An idiot overheard on my car radio claims that 2018 will be “the year of cryptocurrency.”
More likely are apocalyptic economic times ahead. The bubble economy conjured out of thin air by the usurers who administer, and vampirically profit from, our global capitalist dispensation will explode by—at the latest—June.
The postmodern utopia that our masters imagine will be cancelled. There will be no libertarians in virtual reality glasses zipping bitcoins to each other’s online wallets via their smartphones. Those technocratic whiz kids will be lucky to access enough electricity to power their analogue radios, so that they can monitor the progress of the armies of the dispossessed as they storm over a charred American landscape, bent on vengeance—vengeance against the former parasite elite, cowering in its Silicon Valley mansions and Manhattan condominiums in the last hours of its existence.

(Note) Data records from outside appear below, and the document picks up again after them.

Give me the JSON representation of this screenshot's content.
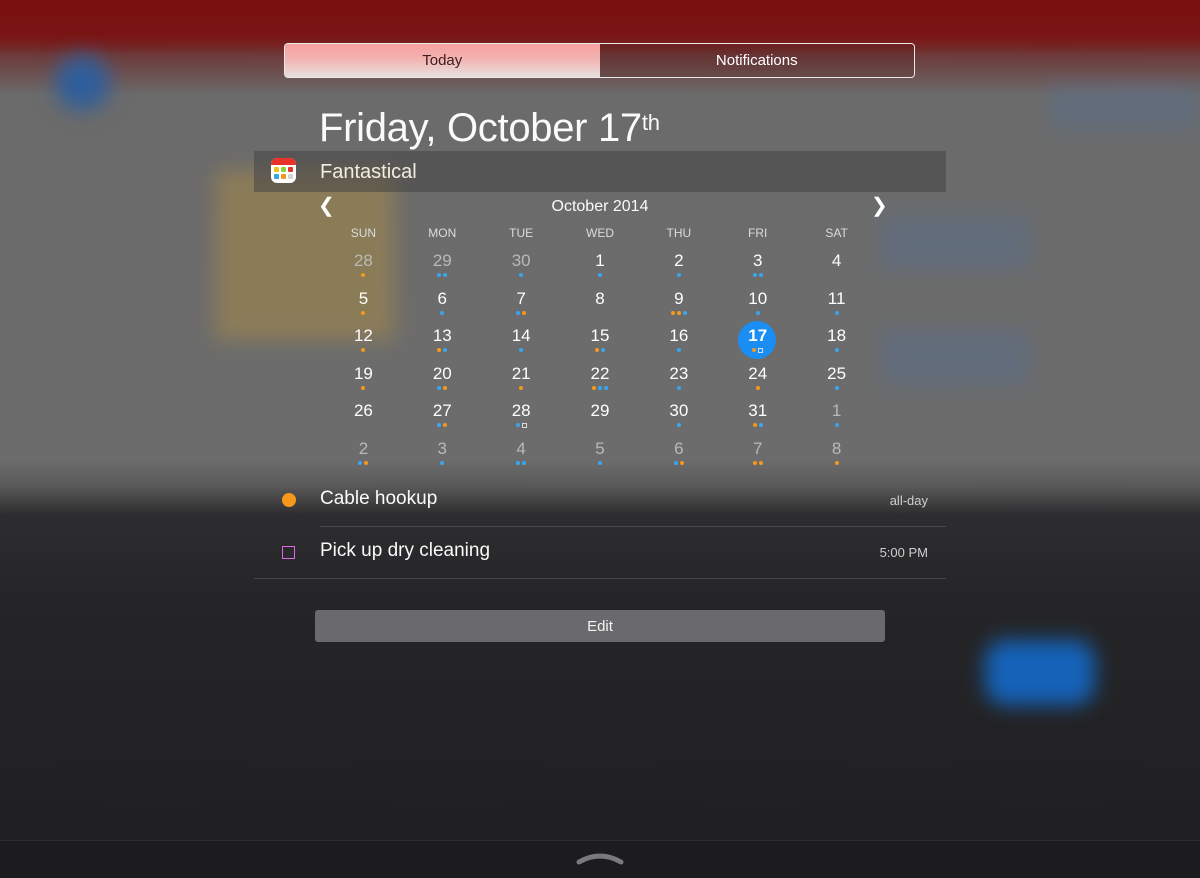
{
  "tabs": [
    {
      "label": "Today",
      "active": true
    },
    {
      "label": "Notifications",
      "active": false
    }
  ],
  "date_heading": {
    "text": "Friday, October 17",
    "suffix": "th"
  },
  "widget": {
    "app_name": "Fantastical",
    "icon": "fantastical-icon"
  },
  "calendar": {
    "month_title": "October 2014",
    "prev_icon": "chevron-left-icon",
    "next_icon": "chevron-right-icon",
    "weekdays": [
      "SUN",
      "MON",
      "TUE",
      "WED",
      "THU",
      "FRI",
      "SAT"
    ],
    "weeks": [
      [
        {
          "day": "28",
          "current_month": false,
          "dots": [
            "o"
          ]
        },
        {
          "day": "29",
          "current_month": false,
          "dots": [
            "b",
            "b"
          ]
        },
        {
          "day": "30",
          "current_month": false,
          "dots": [
            "b"
          ]
        },
        {
          "day": "1",
          "current_month": true,
          "dots": [
            "b"
          ]
        },
        {
          "day": "2",
          "current_month": true,
          "dots": [
            "b"
          ]
        },
        {
          "day": "3",
          "current_month": true,
          "dots": [
            "b",
            "b"
          ]
        },
        {
          "day": "4",
          "current_month": true,
          "dots": []
        }
      ],
      [
        {
          "day": "5",
          "current_month": true,
          "dots": [
            "o"
          ]
        },
        {
          "day": "6",
          "current_month": true,
          "dots": [
            "b"
          ]
        },
        {
          "day": "7",
          "current_month": true,
          "dots": [
            "b",
            "o"
          ]
        },
        {
          "day": "8",
          "current_month": true,
          "dots": []
        },
        {
          "day": "9",
          "current_month": true,
          "dots": [
            "o",
            "o",
            "b"
          ]
        },
        {
          "day": "10",
          "current_month": true,
          "dots": [
            "b"
          ]
        },
        {
          "day": "11",
          "current_month": true,
          "dots": [
            "b"
          ]
        }
      ],
      [
        {
          "day": "12",
          "current_month": true,
          "dots": [
            "o"
          ]
        },
        {
          "day": "13",
          "current_month": true,
          "dots": [
            "o",
            "b"
          ]
        },
        {
          "day": "14",
          "current_month": true,
          "dots": [
            "b"
          ]
        },
        {
          "day": "15",
          "current_month": true,
          "dots": [
            "o",
            "b"
          ]
        },
        {
          "day": "16",
          "current_month": true,
          "dots": [
            "b"
          ]
        },
        {
          "day": "17",
          "current_month": true,
          "today": true,
          "dots": [
            "o",
            "t"
          ]
        },
        {
          "day": "18",
          "current_month": true,
          "dots": [
            "b"
          ]
        }
      ],
      [
        {
          "day": "19",
          "current_month": true,
          "dots": [
            "o"
          ]
        },
        {
          "day": "20",
          "current_month": true,
          "dots": [
            "b",
            "o"
          ]
        },
        {
          "day": "21",
          "current_month": true,
          "dots": [
            "o"
          ]
        },
        {
          "day": "22",
          "current_month": true,
          "dots": [
            "o",
            "b",
            "b"
          ]
        },
        {
          "day": "23",
          "current_month": true,
          "dots": [
            "b"
          ]
        },
        {
          "day": "24",
          "current_month": true,
          "dots": [
            "o"
          ]
        },
        {
          "day": "25",
          "current_month": true,
          "dots": [
            "b"
          ]
        }
      ],
      [
        {
          "day": "26",
          "current_month": true,
          "dots": []
        },
        {
          "day": "27",
          "current_month": true,
          "dots": [
            "b",
            "o"
          ]
        },
        {
          "day": "28",
          "current_month": true,
          "dots": [
            "b",
            "t"
          ]
        },
        {
          "day": "29",
          "current_month": true,
          "dots": []
        },
        {
          "day": "30",
          "current_month": true,
          "dots": [
            "b"
          ]
        },
        {
          "day": "31",
          "current_month": true,
          "dots": [
            "o",
            "b"
          ]
        },
        {
          "day": "1",
          "current_month": false,
          "dots": [
            "b"
          ]
        }
      ],
      [
        {
          "day": "2",
          "current_month": false,
          "dots": [
            "b",
            "o"
          ]
        },
        {
          "day": "3",
          "current_month": false,
          "dots": [
            "b"
          ]
        },
        {
          "day": "4",
          "current_month": false,
          "dots": [
            "b",
            "b"
          ]
        },
        {
          "day": "5",
          "current_month": false,
          "dots": [
            "b"
          ]
        },
        {
          "day": "6",
          "current_month": false,
          "dots": [
            "b",
            "o"
          ]
        },
        {
          "day": "7",
          "current_month": false,
          "dots": [
            "o",
            "o"
          ]
        },
        {
          "day": "8",
          "current_month": false,
          "dots": [
            "o"
          ]
        }
      ]
    ]
  },
  "events": [
    {
      "title": "Cable hookup",
      "time": "all-day",
      "kind": "event",
      "color": "#f7981c"
    },
    {
      "title": "Pick up dry cleaning",
      "time": "5:00 PM",
      "kind": "task",
      "color": "#d96ce6"
    }
  ],
  "edit_label": "Edit",
  "colors": {
    "accent": "#1a8ef3",
    "event_orange": "#f39a1c",
    "event_blue": "#39a7ee"
  },
  "grabber_icon": "grabber-chevron-icon"
}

There will be no “crypto economy” in 2018 or ever. Even gold will be useless in the catastrophe towards which our obscene society sails. I expect that the “currencies” in use in the former USA this autumn will be the basic elements of life, bartered hand to hand by the desperate survivors of an America the population of which will have by then halved: a liter of uncontaminated water, the last few vials of extant penicillin, a string of dried smelt.